Historically, Delaware has been a very popular place to incorporate a company for many reasons. (See here.) Businesses likely aren’t incorporating in Delaware because of taxes though. However, there are some advantageous aspects of Delaware tax law for corporations.
Delaware does not tax the income earned from intangible assets such as trademarks, copyrights and leases. Thus, business or individuals can simply park their intangible assets in their Delaware corporations and not worry about being taxed on any income generated from those assets. These corporations can also use some of these intangible assets as business deductions in other states and further reduce their tax liability outside of Delaware. Delaware does not impose state sales taxes or personal property taxes, so having a physical corporate office in the state is not as expensive as it may be other states with more rigorous tax laws. Delaware also allows the formation S-Corporations which are not typically subject to federal taxes. So, although companies aren’t flocking to Delaware solely for taxes, there are some attractive parts.

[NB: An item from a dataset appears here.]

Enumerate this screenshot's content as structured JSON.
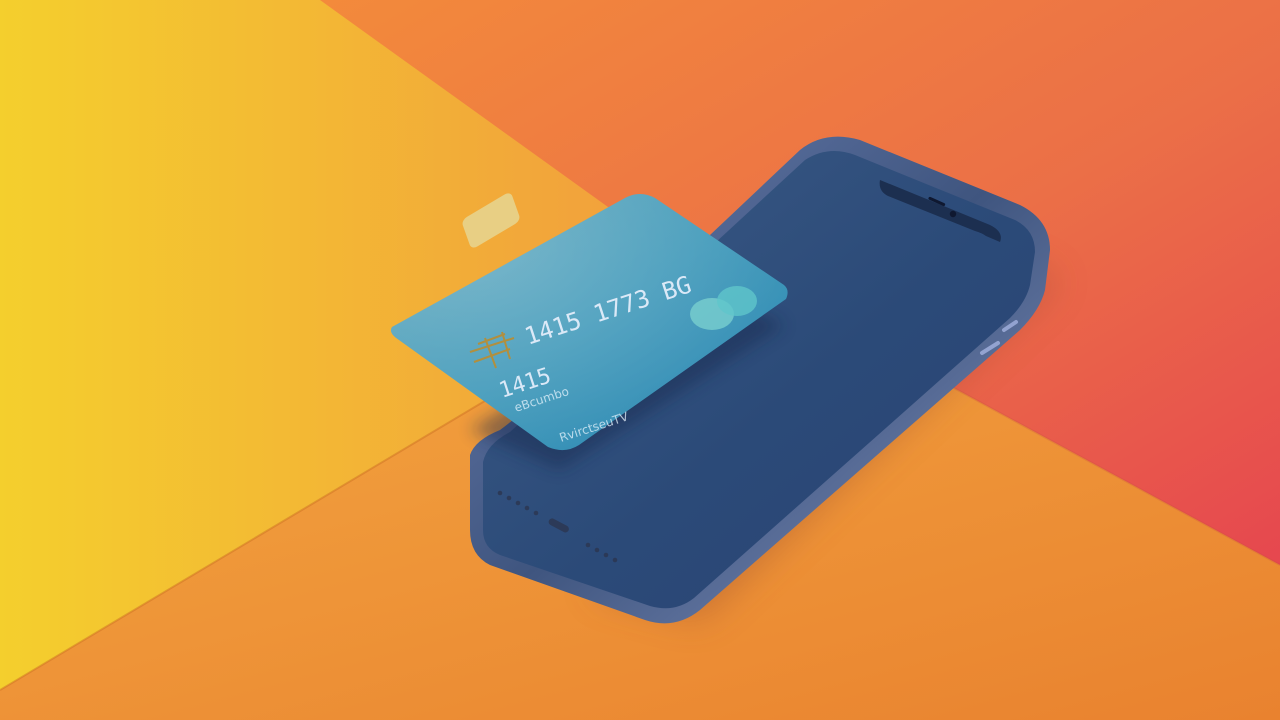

Even with all the benefits associated with incorporating in Delaware, you should always consult a legal professional to determine the best jurisdiction to incorporate for your specific business.